There have been numerous other incidents concerning huge birds or flying creatures, notably in the midwest, and particularly in central Illinois. Most famously, there was purportedly an attack on a boy in November of 1977 by two gigantic birds. The victim, nine year Marlon Lowe, was playing in his backyard in Lawndale, Illinois when two huge, vulture-like birds swooped down upon him. One grabbed him in its talons and proceeded to carry the boy off the ground and into the air for several feet, in plain sight of the boy’s mother and several other witnesses. Struggling and thrashing to save himself, Marlon was released and fell to ground, unharmed (physically, at least).
Can the teratorn, a huge species of raptor that supposedly went extinct at the end of the Pleistocene, still be in existence? Is this what attacked young Marlon Lowe? There were a number of subspecies of teratorn, the largest of which was Argentavis magnificens, a massive bird that weighed in between 158 to 172 lbs (72 – 78 kg) and had a wingspan of 21 to 24 feet (6.5 – 7.5 meters). Argentavis magnificens occupied modern-day Argentina from the Miocene Era to the Pleistocene, and became extinct along with the other species of teratorns, about 10,000 years ago. Are memories of these massive birds what the Native Americans refer to in their legends of the Thunderbird? And is there any way such creatures could survive, undiscovered, into the modern era?

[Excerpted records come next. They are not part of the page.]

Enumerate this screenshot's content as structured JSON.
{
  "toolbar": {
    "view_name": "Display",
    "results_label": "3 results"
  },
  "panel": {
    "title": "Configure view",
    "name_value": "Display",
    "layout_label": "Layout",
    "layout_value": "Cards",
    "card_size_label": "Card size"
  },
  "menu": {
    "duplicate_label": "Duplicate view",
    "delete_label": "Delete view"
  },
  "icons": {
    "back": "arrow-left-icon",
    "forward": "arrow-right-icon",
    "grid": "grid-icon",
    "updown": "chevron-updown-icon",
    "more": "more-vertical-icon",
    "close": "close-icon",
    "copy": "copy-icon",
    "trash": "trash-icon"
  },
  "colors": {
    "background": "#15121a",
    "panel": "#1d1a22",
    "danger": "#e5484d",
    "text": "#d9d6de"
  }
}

Moving again to the more bizarre end of the spectrum, what are we to make of the reports of the most famous of flying, bird-like entities: Mothman? Here we have another well-documented case of a strange, flying creature — which, interestingly, shares a commonality with the NJ Bigfoot, in that it is described as having glowing red eyes — being seen by multiple, reliable witnesses. The residents of Point Pleasant, West Virginia claimed to have seen this man-sized, winged creature in and around the area from November 1966 to December 1967. Were the people who reported this delusional? Was it possibly a form of mass-hysteria? Or was this a creature that was an existing, legitimate species of bird that was being mistaken for something more unearthly or sinister?
Ken Gerhard tells us in Big Bird! that several leading cryptozoologists, including Bernard Heuvelmans, Ivan Sanderson, Mark Hall and Loren Coleman, believe that some of these sightings may be attributed to an undiscovered species of giant bat. Unfortunately, there is no evidence that such a species exists. Another explanation for some big bird and mothman-type sighting could be the misidentification of North American Great Horned Owls, which can attain wingspans of five feet. Loren Coleman confirmed to Ken Gerhard that he believes that these exceptionally large owls may account for some of the reports of West Virginia’s Mothman. Yet, in the case of the Mothman sightings, the entity was consistently described as being upright and standing between six and seven feet tall. Again, a simple mistake or trick of the mind by the witnesses, or perhaps an intentional lie? Or were the citizens of Point Pleasant bearing witness to something unearthly?
Other possible explanations…
What possible explanations can there be for the numerous reports of mystery animals that are seen in the more populated regions of the many industrialized nations of the western world? Hoaxes? Misidentifying existing animal species? Or are there other answers? We’ll explore these questions in Part Two of Cryptids in Suburbia (online this week, so check back or subscribe to our RSS feed on the upper right of the page). Thanks for reading!